The answer must reproduce all of the data below exactly and contain no images.

* * *

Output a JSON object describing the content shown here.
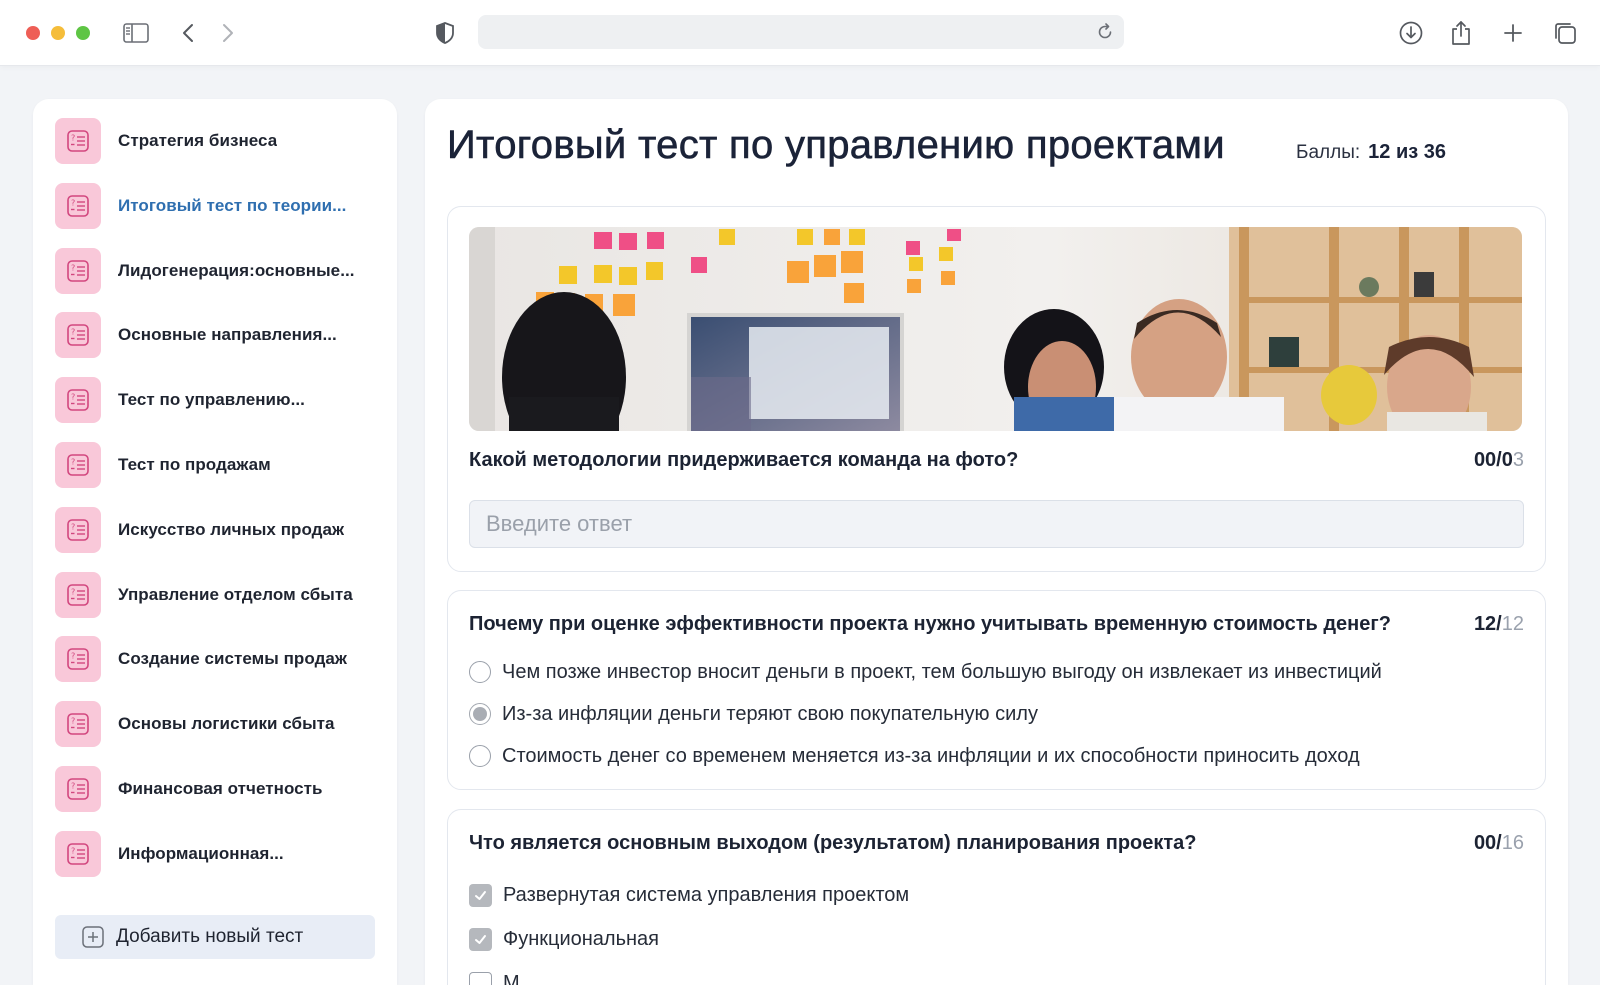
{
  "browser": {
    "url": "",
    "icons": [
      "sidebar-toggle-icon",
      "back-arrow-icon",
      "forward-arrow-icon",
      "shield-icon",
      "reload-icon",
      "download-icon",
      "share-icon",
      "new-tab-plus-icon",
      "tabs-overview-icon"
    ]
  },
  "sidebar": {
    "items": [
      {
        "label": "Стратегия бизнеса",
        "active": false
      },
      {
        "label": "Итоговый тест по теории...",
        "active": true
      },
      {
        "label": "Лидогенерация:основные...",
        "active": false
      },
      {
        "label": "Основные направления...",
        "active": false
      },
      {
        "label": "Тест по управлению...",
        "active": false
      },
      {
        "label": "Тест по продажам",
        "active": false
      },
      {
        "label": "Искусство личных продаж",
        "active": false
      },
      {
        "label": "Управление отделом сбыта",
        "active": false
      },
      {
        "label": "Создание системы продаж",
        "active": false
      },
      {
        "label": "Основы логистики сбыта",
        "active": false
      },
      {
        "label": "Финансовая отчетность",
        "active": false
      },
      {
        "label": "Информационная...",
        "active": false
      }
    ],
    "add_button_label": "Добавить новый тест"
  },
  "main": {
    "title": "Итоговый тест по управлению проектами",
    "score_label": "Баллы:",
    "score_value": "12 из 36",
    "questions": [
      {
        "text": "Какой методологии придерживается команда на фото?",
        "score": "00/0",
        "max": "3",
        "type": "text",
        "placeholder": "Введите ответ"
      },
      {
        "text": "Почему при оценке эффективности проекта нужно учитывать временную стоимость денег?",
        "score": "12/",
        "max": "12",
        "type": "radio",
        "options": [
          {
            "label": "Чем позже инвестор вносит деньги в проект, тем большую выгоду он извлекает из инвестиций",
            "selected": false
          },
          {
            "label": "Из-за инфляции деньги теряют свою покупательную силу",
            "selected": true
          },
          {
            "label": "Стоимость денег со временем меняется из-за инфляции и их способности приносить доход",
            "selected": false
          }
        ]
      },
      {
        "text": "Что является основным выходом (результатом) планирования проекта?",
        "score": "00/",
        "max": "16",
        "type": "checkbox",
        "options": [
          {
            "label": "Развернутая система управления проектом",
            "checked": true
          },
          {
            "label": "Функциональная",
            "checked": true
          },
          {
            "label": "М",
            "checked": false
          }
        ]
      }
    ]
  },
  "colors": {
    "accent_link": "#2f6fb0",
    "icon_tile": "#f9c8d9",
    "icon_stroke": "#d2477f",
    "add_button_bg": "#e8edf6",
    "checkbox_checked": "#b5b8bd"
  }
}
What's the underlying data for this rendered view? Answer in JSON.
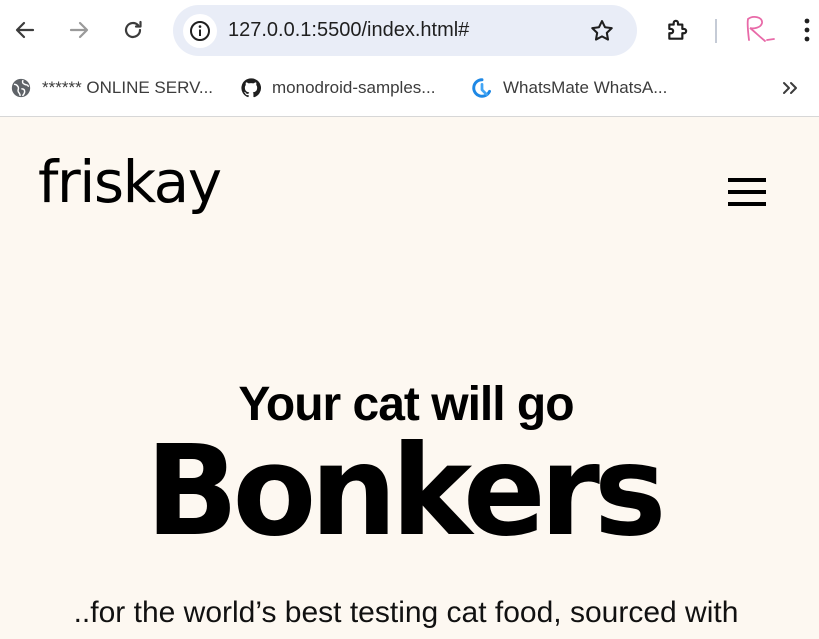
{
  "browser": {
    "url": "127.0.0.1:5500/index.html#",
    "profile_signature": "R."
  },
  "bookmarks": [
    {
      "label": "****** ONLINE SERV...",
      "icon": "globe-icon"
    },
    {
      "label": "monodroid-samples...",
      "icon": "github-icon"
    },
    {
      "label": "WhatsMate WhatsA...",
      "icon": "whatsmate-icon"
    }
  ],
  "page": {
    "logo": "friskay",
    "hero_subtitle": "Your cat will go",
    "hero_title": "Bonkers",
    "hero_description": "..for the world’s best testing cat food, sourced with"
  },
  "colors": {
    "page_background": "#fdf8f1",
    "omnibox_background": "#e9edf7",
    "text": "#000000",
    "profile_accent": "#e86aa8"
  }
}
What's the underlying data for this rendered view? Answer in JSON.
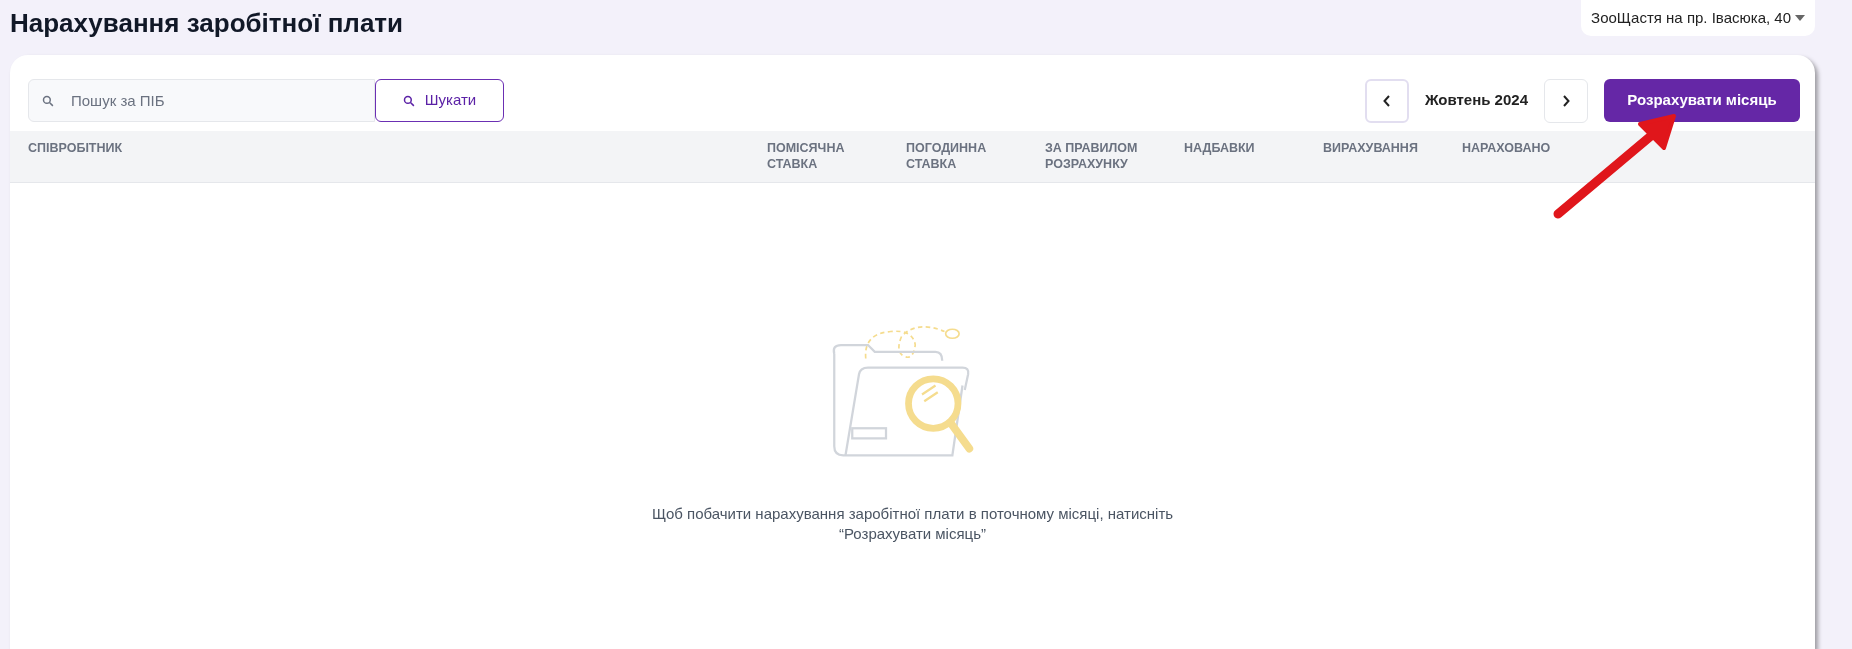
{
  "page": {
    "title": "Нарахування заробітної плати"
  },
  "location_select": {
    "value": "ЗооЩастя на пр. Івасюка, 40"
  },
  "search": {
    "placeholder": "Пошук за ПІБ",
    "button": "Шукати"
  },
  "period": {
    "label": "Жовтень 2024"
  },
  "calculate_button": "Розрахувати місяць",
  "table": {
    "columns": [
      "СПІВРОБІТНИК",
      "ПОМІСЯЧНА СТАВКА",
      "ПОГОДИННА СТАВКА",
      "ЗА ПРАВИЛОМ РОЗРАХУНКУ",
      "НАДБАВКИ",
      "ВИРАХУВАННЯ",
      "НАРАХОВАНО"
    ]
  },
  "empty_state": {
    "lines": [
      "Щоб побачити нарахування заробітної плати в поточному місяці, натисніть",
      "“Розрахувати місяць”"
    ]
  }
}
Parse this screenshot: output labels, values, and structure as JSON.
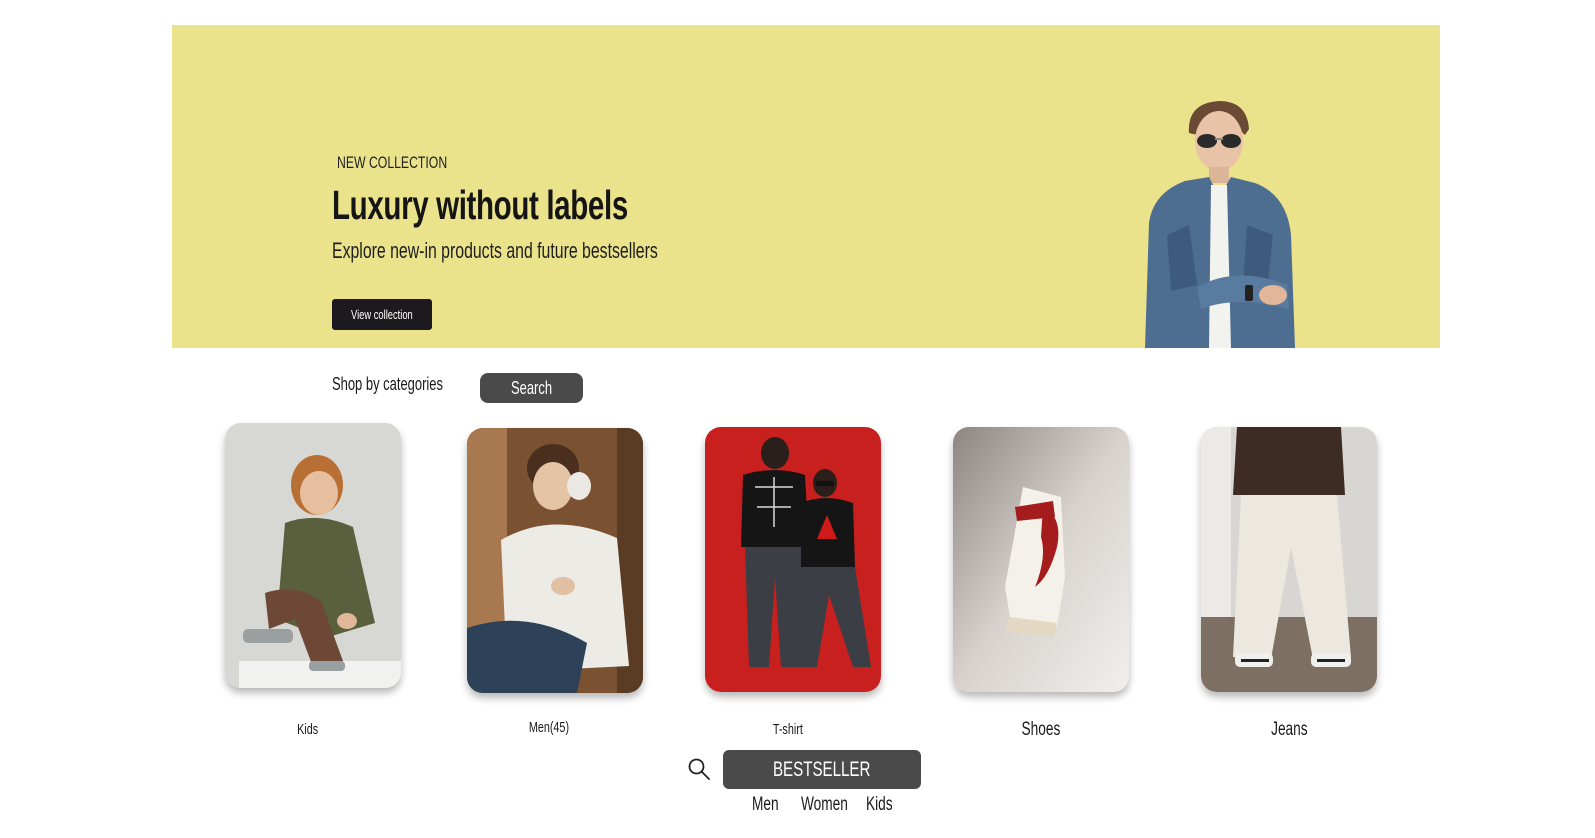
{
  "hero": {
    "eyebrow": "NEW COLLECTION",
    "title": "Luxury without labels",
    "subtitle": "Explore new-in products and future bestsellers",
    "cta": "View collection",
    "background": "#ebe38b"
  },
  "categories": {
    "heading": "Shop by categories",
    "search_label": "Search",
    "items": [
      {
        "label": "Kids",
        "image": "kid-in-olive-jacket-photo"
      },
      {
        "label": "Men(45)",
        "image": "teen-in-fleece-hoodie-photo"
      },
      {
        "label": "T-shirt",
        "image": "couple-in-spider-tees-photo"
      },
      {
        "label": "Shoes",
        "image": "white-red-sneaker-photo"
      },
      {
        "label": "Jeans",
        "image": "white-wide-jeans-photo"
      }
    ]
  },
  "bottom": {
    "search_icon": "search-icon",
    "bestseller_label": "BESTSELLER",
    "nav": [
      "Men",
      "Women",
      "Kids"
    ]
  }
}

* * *

# RESPONSE TO THIS TASK
Output a JSON object describing the content shown here.
{
  "browser": {
    "url": "",
    "icons": [
      "sidebar-toggle-icon",
      "back-arrow-icon",
      "forward-arrow-icon",
      "shield-icon",
      "reload-icon",
      "download-icon",
      "share-icon",
      "new-tab-plus-icon",
      "tabs-overview-icon"
    ]
  },
  "sidebar": {
    "items": [
      {
        "label": "Стратегия бизнеса",
        "active": false
      },
      {
        "label": "Итоговый тест по теории...",
        "active": true
      },
      {
        "label": "Лидогенерация:основные...",
        "active": false
      },
      {
        "label": "Основные направления...",
        "active": false
      },
      {
        "label": "Тест по управлению...",
        "active": false
      },
      {
        "label": "Тест по продажам",
        "active": false
      },
      {
        "label": "Искусство личных продаж",
        "active": false
      },
      {
        "label": "Управление отделом сбыта",
        "active": false
      },
      {
        "label": "Создание системы продаж",
        "active": false
      },
      {
        "label": "Основы логистики сбыта",
        "active": false
      },
      {
        "label": "Финансовая отчетность",
        "active": false
      },
      {
        "label": "Информационная...",
        "active": false
      }
    ],
    "add_button_label": "Добавить новый тест"
  },
  "main": {
    "title": "Итоговый тест по управлению проектами",
    "score_label": "Баллы:",
    "score_value": "12 из 36",
    "questions": [
      {
        "text": "Какой методологии придерживается команда на фото?",
        "score": "00/0",
        "max": "3",
        "type": "text",
        "placeholder": "Введите ответ"
      },
      {
        "text": "Почему при оценке эффективности проекта нужно учитывать временную стоимость денег?",
        "score": "12/",
        "max": "12",
        "type": "radio",
        "options": [
          {
            "label": "Чем позже инвестор вносит деньги в проект, тем большую выгоду он извлекает из инвестиций",
            "selected": false
          },
          {
            "label": "Из-за инфляции деньги теряют свою покупательную силу",
            "selected": true
          },
          {
            "label": "Стоимость денег со временем меняется из-за инфляции и их способности приносить доход",
            "selected": false
          }
        ]
      },
      {
        "text": "Что является основным выходом (результатом) планирования проекта?",
        "score": "00/",
        "max": "16",
        "type": "checkbox",
        "options": [
          {
            "label": "Развернутая система управления проектом",
            "checked": true
          },
          {
            "label": "Функциональная",
            "checked": true
          },
          {
            "label": "М",
            "checked": false
          }
        ]
      }
    ]
  },
  "colors": {
    "accent_link": "#2f6fb0",
    "icon_tile": "#f9c8d9",
    "icon_stroke": "#d2477f",
    "add_button_bg": "#e8edf6",
    "checkbox_checked": "#b5b8bd"
  }
}
What's the underlying data for this rendered view? Answer in JSON.
{
  "browser": {
    "url": "127.0.0.1:5500/index.html#",
    "profile_signature": "R."
  },
  "bookmarks": [
    {
      "label": "****** ONLINE SERV...",
      "icon": "globe-icon"
    },
    {
      "label": "monodroid-samples...",
      "icon": "github-icon"
    },
    {
      "label": "WhatsMate WhatsA...",
      "icon": "whatsmate-icon"
    }
  ],
  "page": {
    "logo": "friskay",
    "hero_subtitle": "Your cat will go",
    "hero_title": "Bonkers",
    "hero_description": "..for the world’s best testing cat food, sourced with"
  },
  "colors": {
    "page_background": "#fdf8f1",
    "omnibox_background": "#e9edf7",
    "text": "#000000",
    "profile_accent": "#e86aa8"
  }
}
What's the underlying data for this rendered view? Answer in JSON.
{
  "page": {
    "title": "Нарахування заробітної плати"
  },
  "location_select": {
    "value": "ЗооЩастя на пр. Івасюка, 40"
  },
  "search": {
    "placeholder": "Пошук за ПІБ",
    "button": "Шукати"
  },
  "period": {
    "label": "Жовтень 2024"
  },
  "calculate_button": "Розрахувати місяць",
  "table": {
    "columns": [
      "СПІВРОБІТНИК",
      "ПОМІСЯЧНА СТАВКА",
      "ПОГОДИННА СТАВКА",
      "ЗА ПРАВИЛОМ РОЗРАХУНКУ",
      "НАДБАВКИ",
      "ВИРАХУВАННЯ",
      "НАРАХОВАНО"
    ]
  },
  "empty_state": {
    "lines": [
      "Щоб побачити нарахування заробітної плати в поточному місяці, натисніть",
      "“Розрахувати місяць”"
    ]
  }
}
Parse this screenshot: output labels, values, and structure as JSON.
{
  "hero": {
    "eyebrow": "NEW COLLECTION",
    "title": "Luxury without labels",
    "subtitle": "Explore new-in products and future bestsellers",
    "cta": "View collection",
    "background": "#ebe38b"
  },
  "categories": {
    "heading": "Shop by categories",
    "search_label": "Search",
    "items": [
      {
        "label": "Kids",
        "image": "kid-in-olive-jacket-photo"
      },
      {
        "label": "Men(45)",
        "image": "teen-in-fleece-hoodie-photo"
      },
      {
        "label": "T-shirt",
        "image": "couple-in-spider-tees-photo"
      },
      {
        "label": "Shoes",
        "image": "white-red-sneaker-photo"
      },
      {
        "label": "Jeans",
        "image": "white-wide-jeans-photo"
      }
    ]
  },
  "bottom": {
    "search_icon": "search-icon",
    "bestseller_label": "BESTSELLER",
    "nav": [
      "Men",
      "Women",
      "Kids"
    ]
  }
}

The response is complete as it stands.